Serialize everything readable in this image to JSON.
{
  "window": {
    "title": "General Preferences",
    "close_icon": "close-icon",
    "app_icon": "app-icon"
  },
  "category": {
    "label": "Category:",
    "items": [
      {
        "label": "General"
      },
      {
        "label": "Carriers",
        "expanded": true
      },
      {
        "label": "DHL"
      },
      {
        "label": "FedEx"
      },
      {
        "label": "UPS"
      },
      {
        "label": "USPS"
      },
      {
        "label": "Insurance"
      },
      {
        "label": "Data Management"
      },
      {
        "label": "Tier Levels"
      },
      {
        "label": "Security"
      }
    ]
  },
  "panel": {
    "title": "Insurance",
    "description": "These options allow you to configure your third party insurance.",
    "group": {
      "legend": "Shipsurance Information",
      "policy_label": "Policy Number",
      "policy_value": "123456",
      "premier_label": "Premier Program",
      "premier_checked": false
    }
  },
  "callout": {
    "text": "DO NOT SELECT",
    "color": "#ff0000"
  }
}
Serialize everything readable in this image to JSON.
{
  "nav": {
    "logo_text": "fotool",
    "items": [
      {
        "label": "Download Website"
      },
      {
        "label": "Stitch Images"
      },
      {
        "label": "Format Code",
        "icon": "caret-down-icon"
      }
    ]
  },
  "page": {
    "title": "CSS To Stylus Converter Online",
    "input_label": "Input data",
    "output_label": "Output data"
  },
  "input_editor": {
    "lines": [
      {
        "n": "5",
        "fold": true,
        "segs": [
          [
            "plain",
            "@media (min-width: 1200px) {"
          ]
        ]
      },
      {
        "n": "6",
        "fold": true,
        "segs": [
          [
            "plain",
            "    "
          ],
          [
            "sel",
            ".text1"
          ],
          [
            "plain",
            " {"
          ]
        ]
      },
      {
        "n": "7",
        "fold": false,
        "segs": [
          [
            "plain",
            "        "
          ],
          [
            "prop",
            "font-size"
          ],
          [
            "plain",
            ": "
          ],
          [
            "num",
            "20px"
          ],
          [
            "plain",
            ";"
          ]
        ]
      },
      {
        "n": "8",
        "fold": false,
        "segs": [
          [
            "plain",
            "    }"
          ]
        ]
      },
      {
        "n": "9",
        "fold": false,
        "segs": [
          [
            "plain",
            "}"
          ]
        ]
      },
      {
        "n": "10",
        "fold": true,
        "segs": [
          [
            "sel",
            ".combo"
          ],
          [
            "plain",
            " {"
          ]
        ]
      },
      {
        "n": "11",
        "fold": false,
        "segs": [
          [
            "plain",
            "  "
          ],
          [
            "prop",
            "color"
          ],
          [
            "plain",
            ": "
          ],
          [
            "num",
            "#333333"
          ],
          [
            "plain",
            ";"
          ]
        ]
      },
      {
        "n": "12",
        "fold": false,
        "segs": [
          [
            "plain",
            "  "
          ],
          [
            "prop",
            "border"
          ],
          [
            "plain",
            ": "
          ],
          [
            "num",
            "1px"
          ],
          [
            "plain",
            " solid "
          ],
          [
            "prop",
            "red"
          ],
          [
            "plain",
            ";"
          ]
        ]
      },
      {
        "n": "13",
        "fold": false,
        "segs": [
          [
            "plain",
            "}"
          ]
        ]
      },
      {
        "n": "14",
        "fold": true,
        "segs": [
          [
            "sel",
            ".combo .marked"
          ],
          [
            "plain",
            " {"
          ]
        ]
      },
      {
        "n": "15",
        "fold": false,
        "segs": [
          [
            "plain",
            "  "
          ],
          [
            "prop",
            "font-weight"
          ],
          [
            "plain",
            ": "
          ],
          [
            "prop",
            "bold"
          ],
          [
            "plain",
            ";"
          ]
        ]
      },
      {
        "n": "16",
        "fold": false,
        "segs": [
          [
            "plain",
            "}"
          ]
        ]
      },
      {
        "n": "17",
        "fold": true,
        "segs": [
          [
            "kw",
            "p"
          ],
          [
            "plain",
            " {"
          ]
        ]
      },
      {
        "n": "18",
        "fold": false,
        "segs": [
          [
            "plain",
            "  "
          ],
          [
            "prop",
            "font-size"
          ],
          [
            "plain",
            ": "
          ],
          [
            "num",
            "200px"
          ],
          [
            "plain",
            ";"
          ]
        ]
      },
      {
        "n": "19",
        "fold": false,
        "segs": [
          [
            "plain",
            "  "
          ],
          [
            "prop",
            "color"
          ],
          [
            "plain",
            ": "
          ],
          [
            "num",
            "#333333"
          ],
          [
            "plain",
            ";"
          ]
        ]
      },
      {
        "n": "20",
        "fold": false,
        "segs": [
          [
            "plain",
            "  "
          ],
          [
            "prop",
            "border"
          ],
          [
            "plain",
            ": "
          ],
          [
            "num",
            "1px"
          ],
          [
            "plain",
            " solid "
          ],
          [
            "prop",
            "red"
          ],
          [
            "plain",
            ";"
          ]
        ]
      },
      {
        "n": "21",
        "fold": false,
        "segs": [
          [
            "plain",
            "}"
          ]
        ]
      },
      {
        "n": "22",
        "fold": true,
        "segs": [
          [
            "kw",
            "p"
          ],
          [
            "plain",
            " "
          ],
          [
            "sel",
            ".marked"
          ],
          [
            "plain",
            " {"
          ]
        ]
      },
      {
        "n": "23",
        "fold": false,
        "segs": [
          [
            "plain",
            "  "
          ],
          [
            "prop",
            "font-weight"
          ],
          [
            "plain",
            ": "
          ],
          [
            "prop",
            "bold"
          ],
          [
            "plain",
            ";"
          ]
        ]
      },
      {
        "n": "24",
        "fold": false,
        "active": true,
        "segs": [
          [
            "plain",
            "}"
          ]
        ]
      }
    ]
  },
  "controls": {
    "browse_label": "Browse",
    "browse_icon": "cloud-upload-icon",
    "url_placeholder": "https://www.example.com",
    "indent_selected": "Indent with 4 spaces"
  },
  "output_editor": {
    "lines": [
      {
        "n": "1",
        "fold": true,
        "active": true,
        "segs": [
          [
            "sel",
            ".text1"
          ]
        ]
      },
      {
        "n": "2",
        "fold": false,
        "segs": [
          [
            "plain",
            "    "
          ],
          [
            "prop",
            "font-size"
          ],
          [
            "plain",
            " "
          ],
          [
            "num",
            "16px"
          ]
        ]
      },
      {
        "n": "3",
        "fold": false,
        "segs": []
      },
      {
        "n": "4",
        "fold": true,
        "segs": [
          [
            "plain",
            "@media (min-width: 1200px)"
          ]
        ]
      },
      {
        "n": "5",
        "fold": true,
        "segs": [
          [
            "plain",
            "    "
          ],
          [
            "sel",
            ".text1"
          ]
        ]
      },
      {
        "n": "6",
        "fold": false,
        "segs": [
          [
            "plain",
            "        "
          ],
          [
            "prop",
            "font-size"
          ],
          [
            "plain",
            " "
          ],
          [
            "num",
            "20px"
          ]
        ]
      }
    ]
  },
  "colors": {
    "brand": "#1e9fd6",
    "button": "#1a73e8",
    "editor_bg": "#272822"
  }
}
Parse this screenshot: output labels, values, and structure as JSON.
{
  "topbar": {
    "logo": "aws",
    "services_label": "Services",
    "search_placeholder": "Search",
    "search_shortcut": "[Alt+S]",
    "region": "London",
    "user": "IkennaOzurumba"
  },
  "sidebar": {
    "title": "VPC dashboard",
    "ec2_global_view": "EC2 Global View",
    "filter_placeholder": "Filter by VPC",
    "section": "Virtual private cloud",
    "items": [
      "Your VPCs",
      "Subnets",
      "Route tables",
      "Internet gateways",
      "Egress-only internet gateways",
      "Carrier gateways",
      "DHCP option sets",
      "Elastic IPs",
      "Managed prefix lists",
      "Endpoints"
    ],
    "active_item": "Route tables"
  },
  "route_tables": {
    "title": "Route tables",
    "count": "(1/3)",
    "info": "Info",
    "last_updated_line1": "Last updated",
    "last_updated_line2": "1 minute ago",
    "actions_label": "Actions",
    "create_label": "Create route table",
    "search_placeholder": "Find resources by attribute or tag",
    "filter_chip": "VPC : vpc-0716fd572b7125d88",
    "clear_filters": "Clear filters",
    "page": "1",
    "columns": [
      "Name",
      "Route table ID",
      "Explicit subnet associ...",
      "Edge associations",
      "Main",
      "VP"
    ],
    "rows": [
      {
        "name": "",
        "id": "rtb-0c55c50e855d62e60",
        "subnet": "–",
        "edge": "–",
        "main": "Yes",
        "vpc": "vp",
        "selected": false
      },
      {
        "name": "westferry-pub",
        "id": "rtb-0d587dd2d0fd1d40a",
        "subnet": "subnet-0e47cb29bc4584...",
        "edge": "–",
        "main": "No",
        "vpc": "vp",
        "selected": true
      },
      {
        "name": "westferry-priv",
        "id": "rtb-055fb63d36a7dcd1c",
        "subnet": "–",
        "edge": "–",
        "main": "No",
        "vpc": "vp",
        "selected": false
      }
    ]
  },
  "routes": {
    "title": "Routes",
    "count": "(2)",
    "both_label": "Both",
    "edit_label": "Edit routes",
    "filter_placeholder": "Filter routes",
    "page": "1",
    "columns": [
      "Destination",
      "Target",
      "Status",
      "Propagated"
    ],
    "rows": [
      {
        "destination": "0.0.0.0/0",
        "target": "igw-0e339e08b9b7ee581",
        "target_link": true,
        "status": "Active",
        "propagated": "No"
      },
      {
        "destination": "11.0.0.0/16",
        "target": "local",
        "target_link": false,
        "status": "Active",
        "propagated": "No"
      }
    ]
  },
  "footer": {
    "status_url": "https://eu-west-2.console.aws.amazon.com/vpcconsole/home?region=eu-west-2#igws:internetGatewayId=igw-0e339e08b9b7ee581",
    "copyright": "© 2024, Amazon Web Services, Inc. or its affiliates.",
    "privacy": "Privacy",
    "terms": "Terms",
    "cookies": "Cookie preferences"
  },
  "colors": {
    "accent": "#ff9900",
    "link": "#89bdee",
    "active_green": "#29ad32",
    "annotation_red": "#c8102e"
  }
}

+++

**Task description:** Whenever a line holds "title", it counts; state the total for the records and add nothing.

**Answer to this task:** 6